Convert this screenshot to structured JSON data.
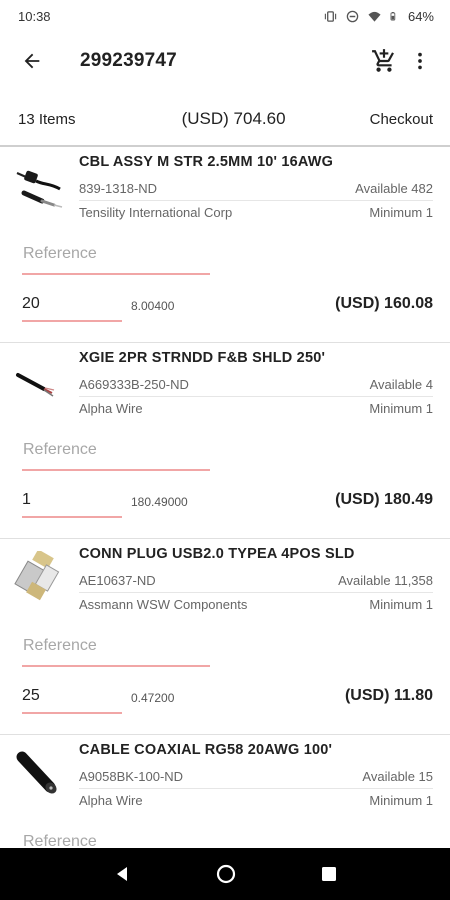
{
  "status": {
    "time": "10:38",
    "battery": "64%"
  },
  "app_bar": {
    "title": "299239747",
    "icons": [
      "back-arrow-icon",
      "add-to-cart-icon",
      "more-vert-icon"
    ]
  },
  "summary": {
    "items_count": "13 Items",
    "total": "(USD) 704.60",
    "checkout_label": "Checkout"
  },
  "reference_placeholder": "Reference",
  "items": [
    {
      "description": "CBL ASSY M STR 2.5MM 10' 16AWG",
      "part_number": "839-1318-ND",
      "available": "Available 482",
      "manufacturer": "Tensility International Corp",
      "minimum": "Minimum 1",
      "quantity": "20",
      "unit_price": "8.00400",
      "extended_price": "(USD) 160.08",
      "thumb": "cable-assembly"
    },
    {
      "description": "XGIE 2PR STRNDD F&B SHLD 250'",
      "part_number": "A669333B-250-ND",
      "available": "Available 4",
      "manufacturer": "Alpha Wire",
      "minimum": "Minimum 1",
      "quantity": "1",
      "unit_price": "180.49000",
      "extended_price": "(USD) 180.49",
      "thumb": "shielded-cable"
    },
    {
      "description": "CONN PLUG USB2.0 TYPEA 4POS SLD",
      "part_number": "AE10637-ND",
      "available": "Available 11,358",
      "manufacturer": "Assmann WSW Components",
      "minimum": "Minimum 1",
      "quantity": "25",
      "unit_price": "0.47200",
      "extended_price": "(USD) 11.80",
      "thumb": "usb-plug"
    },
    {
      "description": "CABLE COAXIAL RG58 20AWG 100'",
      "part_number": "A9058BK-100-ND",
      "available": "Available 15",
      "manufacturer": "Alpha Wire",
      "minimum": "Minimum 1",
      "quantity": "",
      "unit_price": "",
      "extended_price": "",
      "thumb": "coax-cable"
    }
  ],
  "colors": {
    "underline": "#f1a6a6",
    "nav_bar": "#000000"
  }
}
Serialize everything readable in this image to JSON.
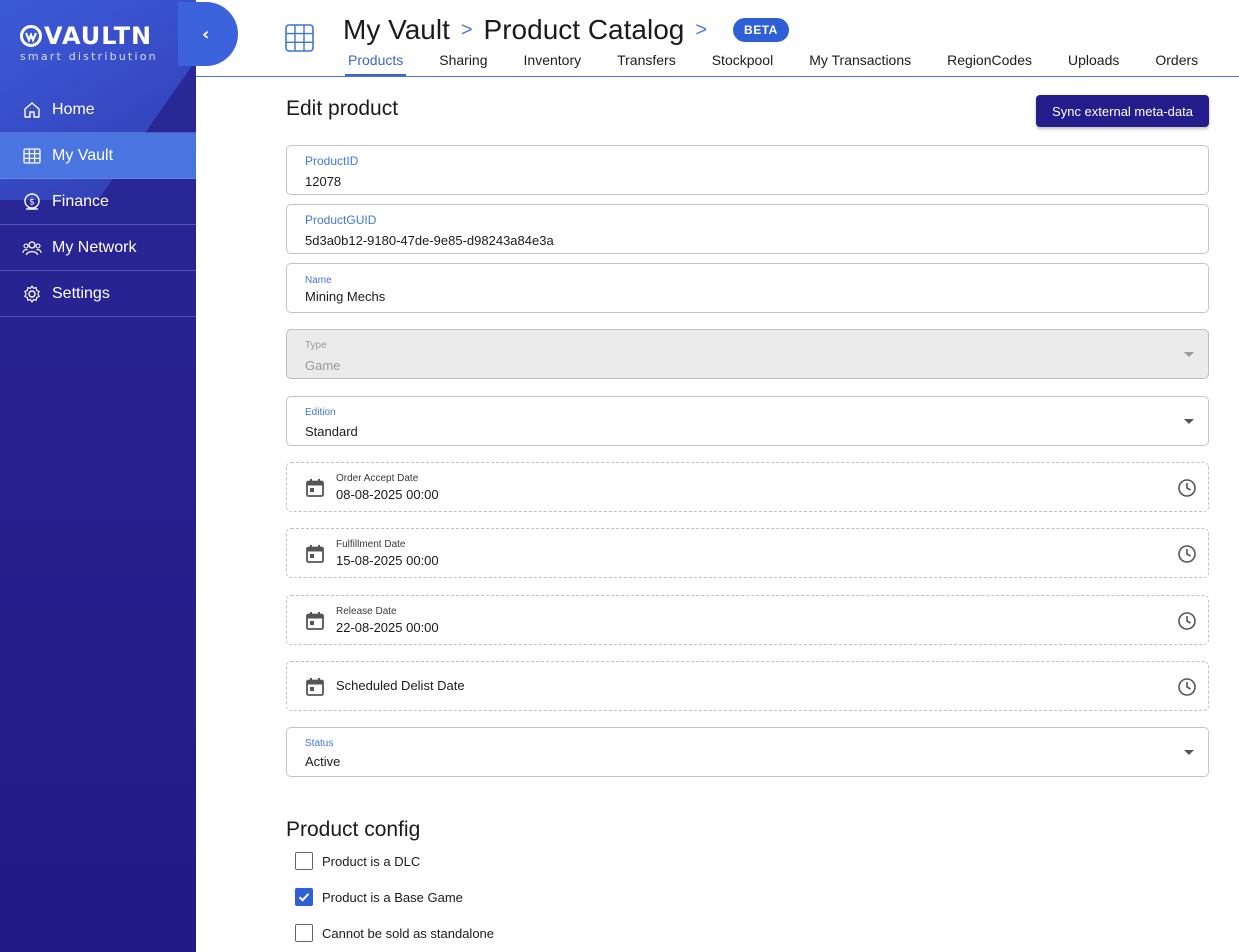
{
  "brand": {
    "name": "VAULTN",
    "tagline": "smart distribution"
  },
  "sidebar": {
    "items": [
      {
        "label": "Home",
        "icon": "home-icon"
      },
      {
        "label": "My Vault",
        "icon": "grid-icon",
        "active": true
      },
      {
        "label": "Finance",
        "icon": "dollar-coin-icon"
      },
      {
        "label": "My Network",
        "icon": "people-icon"
      },
      {
        "label": "Settings",
        "icon": "gear-icon"
      }
    ]
  },
  "header": {
    "breadcrumb": [
      "My Vault",
      "Product Catalog"
    ],
    "badge": "BETA",
    "tabs": [
      "Products",
      "Sharing",
      "Inventory",
      "Transfers",
      "Stockpool",
      "My Transactions",
      "RegionCodes",
      "Uploads",
      "Orders"
    ],
    "active_tab": "Products"
  },
  "page": {
    "title": "Edit product",
    "sync_button": "Sync external meta-data"
  },
  "form": {
    "product_id": {
      "label": "ProductID",
      "value": "12078"
    },
    "product_guid": {
      "label": "ProductGUID",
      "value": "5d3a0b12-9180-47de-9e85-d98243a84e3a"
    },
    "name": {
      "label": "Name",
      "value": "Mining Mechs"
    },
    "type": {
      "label": "Type",
      "value": "Game",
      "disabled": true
    },
    "edition": {
      "label": "Edition",
      "value": "Standard"
    },
    "order_accept_date": {
      "label": "Order Accept Date",
      "value": "08-08-2025 00:00"
    },
    "fulfillment_date": {
      "label": "Fulfillment Date",
      "value": "15-08-2025 00:00"
    },
    "release_date": {
      "label": "Release Date",
      "value": "22-08-2025 00:00"
    },
    "scheduled_delist_date": {
      "label": "Scheduled Delist Date",
      "value": ""
    },
    "status": {
      "label": "Status",
      "value": "Active"
    }
  },
  "config": {
    "title": "Product config",
    "options": [
      {
        "label": "Product is a DLC",
        "checked": false
      },
      {
        "label": "Product is a Base Game",
        "checked": true
      },
      {
        "label": "Cannot be sold as standalone",
        "checked": false
      }
    ]
  },
  "colors": {
    "sidebar_bg": "#26218f",
    "accent": "#2f5fd6",
    "active_nav": "#4a74e0",
    "button": "#241d8c"
  }
}
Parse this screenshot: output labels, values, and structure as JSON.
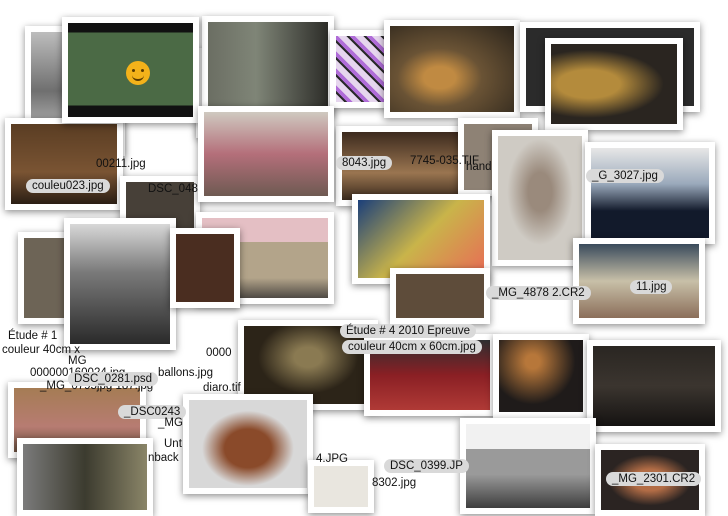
{
  "labels": {
    "l1": "00211.jpg",
    "l2": "couleu023.jpg",
    "l3": "DSC_048",
    "l4": "8043.jpg",
    "l5": "7745-035.TIF",
    "l6": "hand",
    "l7": "_G_3027.jpg",
    "l8": "_MG_4878 2.CR2",
    "l9": "11.jpg",
    "l10": "Étude # 1",
    "l11": "couleur 40cm x",
    "l12": "Étude # 4 2010 Epreuve",
    "l13": "couleur 40cm x 60cm.jpg",
    "l14": "0000",
    "l15": "MG",
    "l16": "000000160024.jpg",
    "l17": "_MG_0795jpg 187.jpg",
    "l18": "DSC_0281.psd",
    "l19": "ballons.jpg",
    "l20": "diaro.tif",
    "l21": "_DSC0243",
    "l22": "_MG",
    "l23": "Unt",
    "l24": "nback",
    "l25": "4.JPG",
    "l26": "DSC_0399.JP",
    "l27": "8302.jpg",
    "l28": "_MG_2301.CR2"
  },
  "photo_colors": {
    "train": "#3f5f3a",
    "grafitti": "#c9c0d6",
    "bakery": "#5a4a34",
    "portrait_wall": "#332f28",
    "market": "#7a6f62",
    "street_dark": "#2d2a28"
  }
}
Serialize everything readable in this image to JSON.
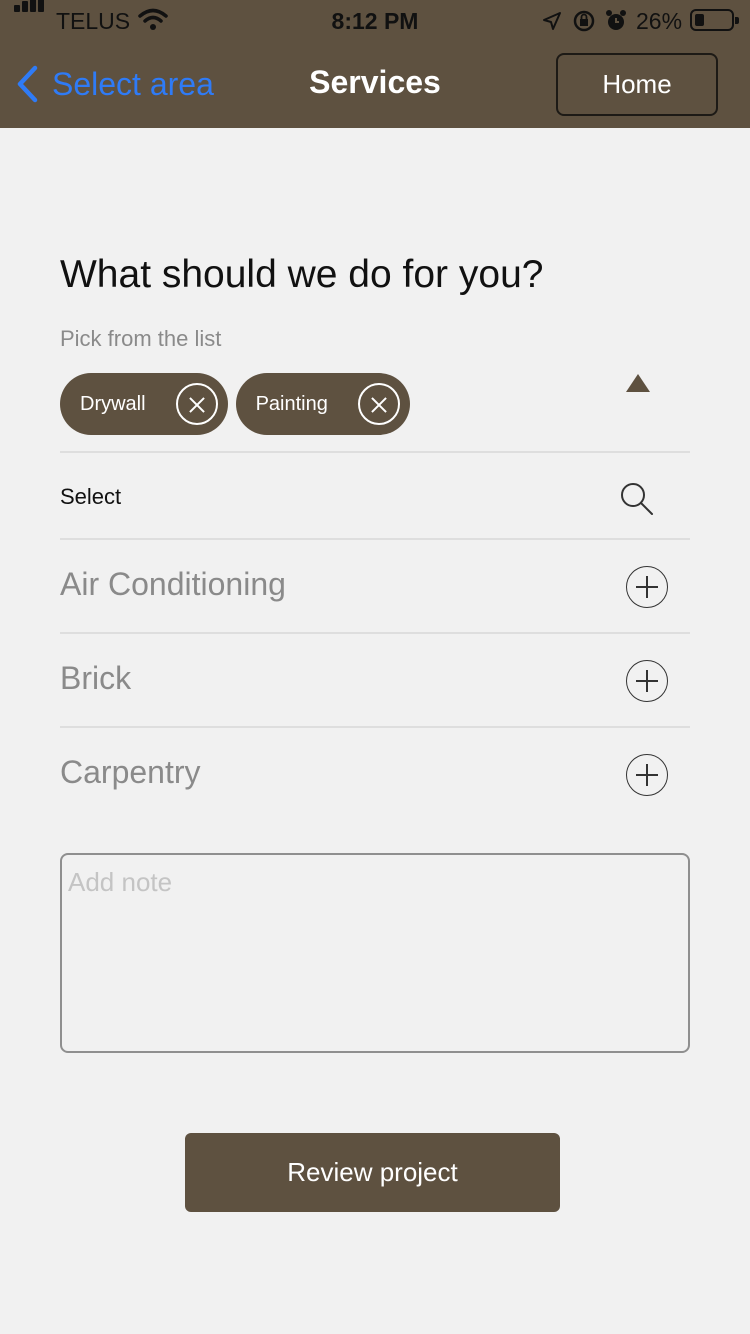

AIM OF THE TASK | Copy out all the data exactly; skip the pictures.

TASK OUTPUT |
Convert this screenshot to structured JSON data.
{
  "status": {
    "time": "10:38",
    "battery": "64%"
  },
  "app_bar": {
    "title": "299239747",
    "icons": [
      "back-arrow-icon",
      "add-to-cart-icon",
      "more-vert-icon"
    ]
  },
  "summary": {
    "items_count": "13 Items",
    "total": "(USD) 704.60",
    "checkout_label": "Checkout"
  },
  "reference_placeholder": "Reference",
  "items": [
    {
      "description": "CBL ASSY M STR 2.5MM 10' 16AWG",
      "part_number": "839-1318-ND",
      "available": "Available 482",
      "manufacturer": "Tensility International Corp",
      "minimum": "Minimum 1",
      "quantity": "20",
      "unit_price": "8.00400",
      "extended_price": "(USD) 160.08",
      "thumb": "cable-assembly"
    },
    {
      "description": "XGIE 2PR STRNDD F&B SHLD 250'",
      "part_number": "A669333B-250-ND",
      "available": "Available 4",
      "manufacturer": "Alpha Wire",
      "minimum": "Minimum 1",
      "quantity": "1",
      "unit_price": "180.49000",
      "extended_price": "(USD) 180.49",
      "thumb": "shielded-cable"
    },
    {
      "description": "CONN PLUG USB2.0 TYPEA 4POS SLD",
      "part_number": "AE10637-ND",
      "available": "Available 11,358",
      "manufacturer": "Assmann WSW Components",
      "minimum": "Minimum 1",
      "quantity": "25",
      "unit_price": "0.47200",
      "extended_price": "(USD) 11.80",
      "thumb": "usb-plug"
    },
    {
      "description": "CABLE COAXIAL RG58 20AWG 100'",
      "part_number": "A9058BK-100-ND",
      "available": "Available 15",
      "manufacturer": "Alpha Wire",
      "minimum": "Minimum 1",
      "quantity": "",
      "unit_price": "",
      "extended_price": "",
      "thumb": "coax-cable"
    }
  ],
  "colors": {
    "underline": "#f1a6a6",
    "nav_bar": "#000000"
  }
}
Serialize everything readable in this image to JSON.
{
  "brand": {
    "name": "VAULTN",
    "tagline": "smart distribution"
  },
  "sidebar": {
    "items": [
      {
        "label": "Home",
        "icon": "home-icon"
      },
      {
        "label": "My Vault",
        "icon": "grid-icon",
        "active": true
      },
      {
        "label": "Finance",
        "icon": "dollar-coin-icon"
      },
      {
        "label": "My Network",
        "icon": "people-icon"
      },
      {
        "label": "Settings",
        "icon": "gear-icon"
      }
    ]
  },
  "header": {
    "breadcrumb": [
      "My Vault",
      "Product Catalog"
    ],
    "badge": "BETA",
    "tabs": [
      "Products",
      "Sharing",
      "Inventory",
      "Transfers",
      "Stockpool",
      "My Transactions",
      "RegionCodes",
      "Uploads",
      "Orders"
    ],
    "active_tab": "Products"
  },
  "page": {
    "title": "Edit product",
    "sync_button": "Sync external meta-data"
  },
  "form": {
    "product_id": {
      "label": "ProductID",
      "value": "12078"
    },
    "product_guid": {
      "label": "ProductGUID",
      "value": "5d3a0b12-9180-47de-9e85-d98243a84e3a"
    },
    "name": {
      "label": "Name",
      "value": "Mining Mechs"
    },
    "type": {
      "label": "Type",
      "value": "Game",
      "disabled": true
    },
    "edition": {
      "label": "Edition",
      "value": "Standard"
    },
    "order_accept_date": {
      "label": "Order Accept Date",
      "value": "08-08-2025 00:00"
    },
    "fulfillment_date": {
      "label": "Fulfillment Date",
      "value": "15-08-2025 00:00"
    },
    "release_date": {
      "label": "Release Date",
      "value": "22-08-2025 00:00"
    },
    "scheduled_delist_date": {
      "label": "Scheduled Delist Date",
      "value": ""
    },
    "status": {
      "label": "Status",
      "value": "Active"
    }
  },
  "config": {
    "title": "Product config",
    "options": [
      {
        "label": "Product is a DLC",
        "checked": false
      },
      {
        "label": "Product is a Base Game",
        "checked": true
      },
      {
        "label": "Cannot be sold as standalone",
        "checked": false
      }
    ]
  },
  "colors": {
    "sidebar_bg": "#26218f",
    "accent": "#2f5fd6",
    "active_nav": "#4a74e0",
    "button": "#241d8c"
  }
}
Parse this screenshot: output labels, values, and structure as JSON.
{
  "labels": {
    "l1": "00211.jpg",
    "l2": "couleu023.jpg",
    "l3": "DSC_048",
    "l4": "8043.jpg",
    "l5": "7745-035.TIF",
    "l6": "hand",
    "l7": "_G_3027.jpg",
    "l8": "_MG_4878 2.CR2",
    "l9": "11.jpg",
    "l10": "Étude # 1",
    "l11": "couleur 40cm x",
    "l12": "Étude # 4 2010 Epreuve",
    "l13": "couleur 40cm x 60cm.jpg",
    "l14": "0000",
    "l15": "MG",
    "l16": "000000160024.jpg",
    "l17": "_MG_0795jpg 187.jpg",
    "l18": "DSC_0281.psd",
    "l19": "ballons.jpg",
    "l20": "diaro.tif",
    "l21": "_DSC0243",
    "l22": "_MG",
    "l23": "Unt",
    "l24": "nback",
    "l25": "4.JPG",
    "l26": "DSC_0399.JP",
    "l27": "8302.jpg",
    "l28": "_MG_2301.CR2"
  },
  "photo_colors": {
    "train": "#3f5f3a",
    "grafitti": "#c9c0d6",
    "bakery": "#5a4a34",
    "portrait_wall": "#332f28",
    "market": "#7a6f62",
    "street_dark": "#2d2a28"
  }
}
Serialize everything readable in this image to JSON.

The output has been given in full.